Herein lies the most fundamental error in an article festooned with errors. Elite Twitter users, the “Twitterati”, are updating constantly throughout the day and thus are far more likely to be updating their status via a mobile device and thus constantly updating their location settings as well. By definition, the Journal News article eliminates from consideration any user that uses a location aware device to update their status. In other words, they have created a list of “most followed” twitters after first eliminating almost all of the “elite” twitters. This would be like writing an article about the best baseball players in the United States and then leaving out all of those players who have signed professional baseball contracts. To be politically incorrect, it is like writing an article about the tallest midgets (sorry, “little people”).
The guy featured in the article is someone named Keith Driscoll who has over 17,000 follows on Twitter. Quite an achievement until you notice that Driscoll also follows over 15,000 twitter accounts. If you drill down a little further you will find that Driscoll is following all sorts of spambot accounts and is, in turn, being followed by all sorts of spambots (unless you believe Mr. Driscoll is fluent in Italian, Portuguese, Korean and Mandarin and has a deep-seated need to create home-based businesses and learn how strangers made their fortunes on the Internet). Anyone who knows even a little about Twitter would recognize fluffed up Twitter data when they see it. And who is Keith Driscoll?
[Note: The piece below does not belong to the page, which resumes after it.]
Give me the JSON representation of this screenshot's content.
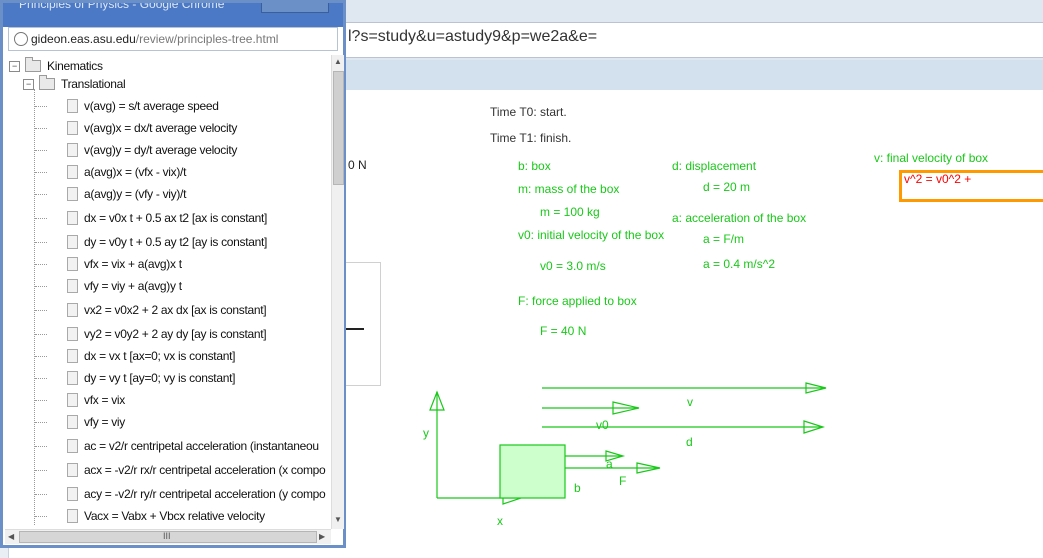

His claim to fame seems to be writing a blog humbly named SmartestGeek which launched a month ago and has a grand total of 10 posts but somehow has over 1,100 feddburner subscribers. Another impressive “achievement”.
Ms. Alterio not only fails to differentiate between genuine popularity and artificially created “followership” but actually rewards Driscoll with a prominent mention in her article including a photo.
Looking through their list there are only two (to me) recognizable names — Martha Stewart and C.K. Sample. C.K. is actually a real blogger/twitter but anyone who thinks that Martha Stewart is sitting in her Katonah living room updating Twitter all day probably also believes they have a personal relationship with Britney Spears or Asthon Kutcher via Twitter.
I do not intend to disclose them here because I do not know why they do not list their home location in their Twitter settings but I can assure that the biggest names in Twitter who live in Westchester are not even in the Twellow directory let along on the Journal News list.
OK. Enough. My work here is done.